What to do:
From the listing below, copy out every line where the word "Company" appears.

————————

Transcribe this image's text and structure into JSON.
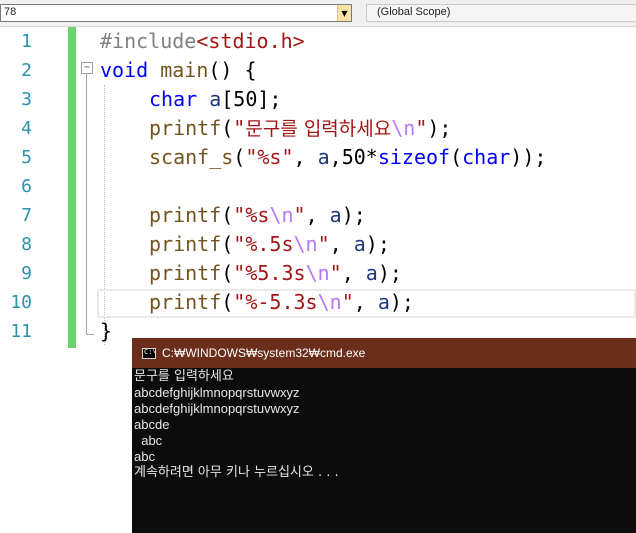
{
  "navbar": {
    "left_combo_value": "78",
    "right_combo_value": "(Global Scope)"
  },
  "editor": {
    "line_numbers": [
      "1",
      "2",
      "3",
      "4",
      "5",
      "6",
      "7",
      "8",
      "9",
      "10",
      "11"
    ],
    "fold_glyph": "−",
    "lines": {
      "l1": {
        "pp": "#include",
        "inc": "<stdio.h>"
      },
      "l2": {
        "kw": "void",
        "sp": " ",
        "fn": "main",
        "rest": "() {"
      },
      "l3": {
        "kw": "char",
        "sp": " ",
        "var": "a",
        "rest": "[50];"
      },
      "l4": {
        "fn": "printf",
        "p1": "(",
        "q1": "\"",
        "text": "문구를 입력하세요",
        "esc": "\\n",
        "q2": "\"",
        "rest": ");"
      },
      "l5": {
        "fn": "scanf_s",
        "p1": "(",
        "str": "\"%s\"",
        "c1": ", ",
        "var": "a",
        "mid": ",50*",
        "kw": "sizeof",
        "p2": "(",
        "kw2": "char",
        "rest": "));"
      },
      "l7": {
        "fn": "printf",
        "p1": "(",
        "s1": "\"",
        "fmt": "%s",
        "esc": "\\n",
        "s2": "\"",
        "c1": ", ",
        "var": "a",
        "rest": ");"
      },
      "l8": {
        "fn": "printf",
        "p1": "(",
        "s1": "\"",
        "fmt": "%.5s",
        "esc": "\\n",
        "s2": "\"",
        "c1": ", ",
        "var": "a",
        "rest": ");"
      },
      "l9": {
        "fn": "printf",
        "p1": "(",
        "s1": "\"",
        "fmt": "%5.3s",
        "esc": "\\n",
        "s2": "\"",
        "c1": ", ",
        "var": "a",
        "rest": ");"
      },
      "l10": {
        "fn": "printf",
        "p1": "(",
        "s1": "\"",
        "fmt": "%-5.3s",
        "esc": "\\n",
        "s2": "\"",
        "c1": ", ",
        "var": "a",
        "rest": ");"
      },
      "l11": {
        "rest": "}"
      }
    }
  },
  "console": {
    "title": "C:₩WINDOWS₩system32₩cmd.exe",
    "icon_text": "C:\\",
    "output": [
      "문구를 입력하세요",
      "abcdefghijklmnopqrstuvwxyz",
      "abcdefghijklmnopqrstuvwxyz",
      "abcde",
      "  abc",
      "abc",
      "계속하려면 아무 키나 누르십시오 . . ."
    ]
  },
  "colors": {
    "keyword": "#0000ff",
    "string": "#a31515",
    "escape": "#b776fb",
    "function": "#74531f",
    "variable": "#1f377f",
    "line_number": "#2b91af",
    "change_bar": "#6cd46c",
    "console_title_bg": "#6b2e1b",
    "console_bg": "#0c0c0c"
  }
}
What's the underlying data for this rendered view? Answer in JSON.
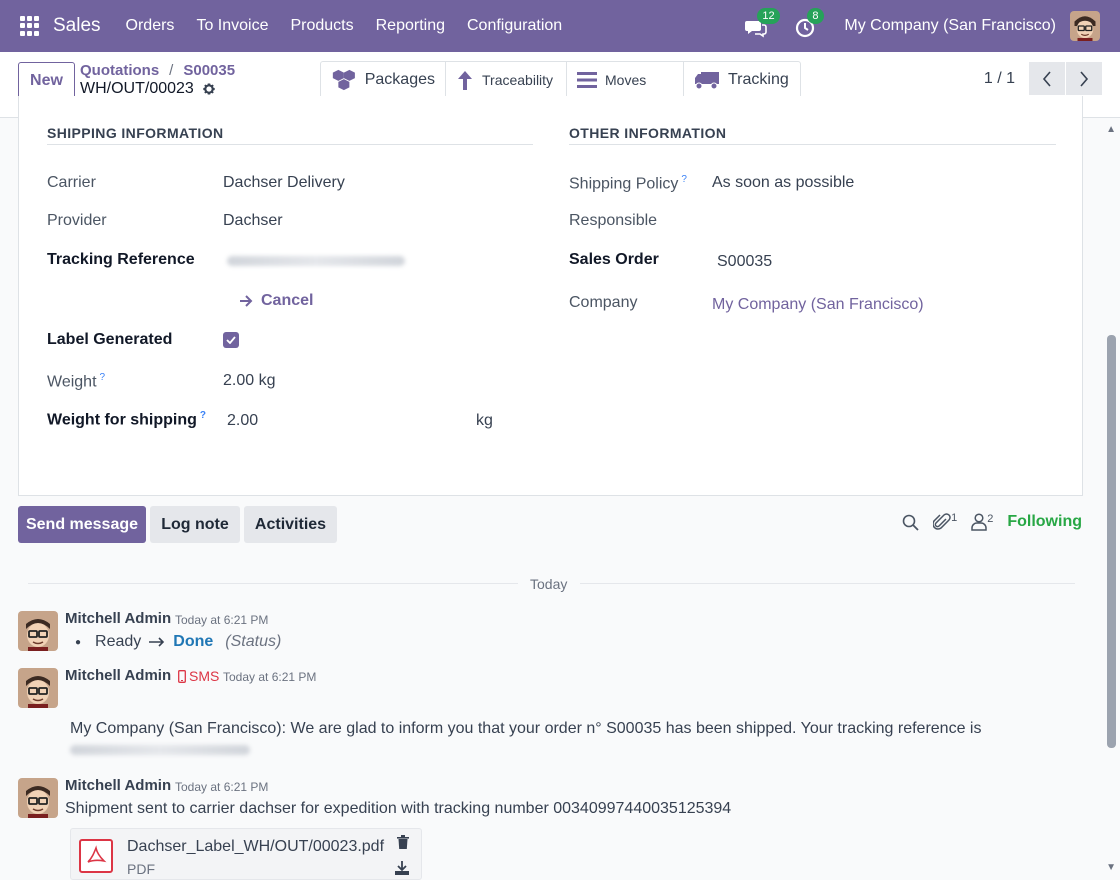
{
  "navbar": {
    "app_name": "Sales",
    "menu": [
      "Orders",
      "To Invoice",
      "Products",
      "Reporting",
      "Configuration"
    ],
    "messages_count": "12",
    "activities_count": "8",
    "company": "My Company (San Francisco)"
  },
  "control_panel": {
    "new_label": "New",
    "breadcrumbs": [
      "Quotations",
      "S00035"
    ],
    "record_name": "WH/OUT/00023",
    "smart_buttons": [
      "Packages",
      "Traceability",
      "Moves",
      "Tracking"
    ],
    "pager": "1 / 1"
  },
  "form": {
    "shipping_title": "SHIPPING INFORMATION",
    "other_title": "OTHER INFORMATION",
    "carrier_label": "Carrier",
    "carrier_value": "Dachser Delivery",
    "provider_label": "Provider",
    "provider_value": "Dachser",
    "tracking_label": "Tracking Reference",
    "cancel_label": "Cancel",
    "label_generated_label": "Label Generated",
    "label_generated_checked": true,
    "weight_label": "Weight",
    "weight_value": "2.00 kg",
    "weight_shipping_label": "Weight for shipping",
    "weight_shipping_value": "2.00",
    "weight_shipping_unit": "kg",
    "help_mark": "?",
    "shipping_policy_label": "Shipping Policy",
    "shipping_policy_value": "As soon as possible",
    "responsible_label": "Responsible",
    "sales_order_label": "Sales Order",
    "sales_order_value": "S00035",
    "company_label": "Company",
    "company_value": "My Company (San Francisco)"
  },
  "chatter": {
    "send_message": "Send message",
    "log_note": "Log note",
    "activities": "Activities",
    "attachments_count": "1",
    "followers_count": "2",
    "following": "Following",
    "date_divider": "Today",
    "messages": [
      {
        "author": "Mitchell Admin",
        "time": "Today at 6:21 PM",
        "from_status": "Ready",
        "to_status": "Done",
        "field": "(Status)"
      },
      {
        "author": "Mitchell Admin",
        "channel": "SMS",
        "time": "Today at 6:21 PM",
        "body": "My Company (San Francisco): We are glad to inform you that your order n° S00035 has been shipped. Your tracking reference is"
      },
      {
        "author": "Mitchell Admin",
        "time": "Today at 6:21 PM",
        "body": "Shipment sent to carrier dachser for expedition with tracking number 00340997440035125394",
        "attachment_name": "Dachser_Label_WH/OUT/00023.pdf",
        "attachment_type": "PDF"
      }
    ]
  },
  "colors": {
    "brand": "#71639e",
    "following": "#28a745",
    "badge": "#26a259",
    "sms": "#dc3545"
  }
}
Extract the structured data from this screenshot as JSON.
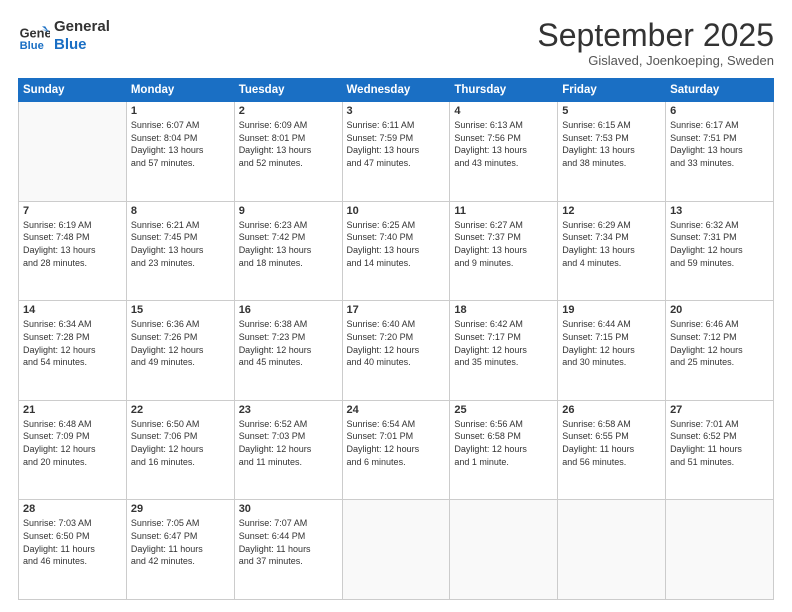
{
  "header": {
    "logo_line1": "General",
    "logo_line2": "Blue",
    "month": "September 2025",
    "location": "Gislaved, Joenkoeping, Sweden"
  },
  "weekdays": [
    "Sunday",
    "Monday",
    "Tuesday",
    "Wednesday",
    "Thursday",
    "Friday",
    "Saturday"
  ],
  "weeks": [
    [
      {
        "day": "",
        "info": ""
      },
      {
        "day": "1",
        "info": "Sunrise: 6:07 AM\nSunset: 8:04 PM\nDaylight: 13 hours\nand 57 minutes."
      },
      {
        "day": "2",
        "info": "Sunrise: 6:09 AM\nSunset: 8:01 PM\nDaylight: 13 hours\nand 52 minutes."
      },
      {
        "day": "3",
        "info": "Sunrise: 6:11 AM\nSunset: 7:59 PM\nDaylight: 13 hours\nand 47 minutes."
      },
      {
        "day": "4",
        "info": "Sunrise: 6:13 AM\nSunset: 7:56 PM\nDaylight: 13 hours\nand 43 minutes."
      },
      {
        "day": "5",
        "info": "Sunrise: 6:15 AM\nSunset: 7:53 PM\nDaylight: 13 hours\nand 38 minutes."
      },
      {
        "day": "6",
        "info": "Sunrise: 6:17 AM\nSunset: 7:51 PM\nDaylight: 13 hours\nand 33 minutes."
      }
    ],
    [
      {
        "day": "7",
        "info": "Sunrise: 6:19 AM\nSunset: 7:48 PM\nDaylight: 13 hours\nand 28 minutes."
      },
      {
        "day": "8",
        "info": "Sunrise: 6:21 AM\nSunset: 7:45 PM\nDaylight: 13 hours\nand 23 minutes."
      },
      {
        "day": "9",
        "info": "Sunrise: 6:23 AM\nSunset: 7:42 PM\nDaylight: 13 hours\nand 18 minutes."
      },
      {
        "day": "10",
        "info": "Sunrise: 6:25 AM\nSunset: 7:40 PM\nDaylight: 13 hours\nand 14 minutes."
      },
      {
        "day": "11",
        "info": "Sunrise: 6:27 AM\nSunset: 7:37 PM\nDaylight: 13 hours\nand 9 minutes."
      },
      {
        "day": "12",
        "info": "Sunrise: 6:29 AM\nSunset: 7:34 PM\nDaylight: 13 hours\nand 4 minutes."
      },
      {
        "day": "13",
        "info": "Sunrise: 6:32 AM\nSunset: 7:31 PM\nDaylight: 12 hours\nand 59 minutes."
      }
    ],
    [
      {
        "day": "14",
        "info": "Sunrise: 6:34 AM\nSunset: 7:28 PM\nDaylight: 12 hours\nand 54 minutes."
      },
      {
        "day": "15",
        "info": "Sunrise: 6:36 AM\nSunset: 7:26 PM\nDaylight: 12 hours\nand 49 minutes."
      },
      {
        "day": "16",
        "info": "Sunrise: 6:38 AM\nSunset: 7:23 PM\nDaylight: 12 hours\nand 45 minutes."
      },
      {
        "day": "17",
        "info": "Sunrise: 6:40 AM\nSunset: 7:20 PM\nDaylight: 12 hours\nand 40 minutes."
      },
      {
        "day": "18",
        "info": "Sunrise: 6:42 AM\nSunset: 7:17 PM\nDaylight: 12 hours\nand 35 minutes."
      },
      {
        "day": "19",
        "info": "Sunrise: 6:44 AM\nSunset: 7:15 PM\nDaylight: 12 hours\nand 30 minutes."
      },
      {
        "day": "20",
        "info": "Sunrise: 6:46 AM\nSunset: 7:12 PM\nDaylight: 12 hours\nand 25 minutes."
      }
    ],
    [
      {
        "day": "21",
        "info": "Sunrise: 6:48 AM\nSunset: 7:09 PM\nDaylight: 12 hours\nand 20 minutes."
      },
      {
        "day": "22",
        "info": "Sunrise: 6:50 AM\nSunset: 7:06 PM\nDaylight: 12 hours\nand 16 minutes."
      },
      {
        "day": "23",
        "info": "Sunrise: 6:52 AM\nSunset: 7:03 PM\nDaylight: 12 hours\nand 11 minutes."
      },
      {
        "day": "24",
        "info": "Sunrise: 6:54 AM\nSunset: 7:01 PM\nDaylight: 12 hours\nand 6 minutes."
      },
      {
        "day": "25",
        "info": "Sunrise: 6:56 AM\nSunset: 6:58 PM\nDaylight: 12 hours\nand 1 minute."
      },
      {
        "day": "26",
        "info": "Sunrise: 6:58 AM\nSunset: 6:55 PM\nDaylight: 11 hours\nand 56 minutes."
      },
      {
        "day": "27",
        "info": "Sunrise: 7:01 AM\nSunset: 6:52 PM\nDaylight: 11 hours\nand 51 minutes."
      }
    ],
    [
      {
        "day": "28",
        "info": "Sunrise: 7:03 AM\nSunset: 6:50 PM\nDaylight: 11 hours\nand 46 minutes."
      },
      {
        "day": "29",
        "info": "Sunrise: 7:05 AM\nSunset: 6:47 PM\nDaylight: 11 hours\nand 42 minutes."
      },
      {
        "day": "30",
        "info": "Sunrise: 7:07 AM\nSunset: 6:44 PM\nDaylight: 11 hours\nand 37 minutes."
      },
      {
        "day": "",
        "info": ""
      },
      {
        "day": "",
        "info": ""
      },
      {
        "day": "",
        "info": ""
      },
      {
        "day": "",
        "info": ""
      }
    ]
  ]
}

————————

Finished task:
    "company": "My Company (San Francisco)"
    "company_label": "Company",
    "company_value": "My Company (San Francisco)"
        "body": "My Company (San Francisco): We are glad to inform you that your order n° S00035 has been shipped. Your tracking reference is"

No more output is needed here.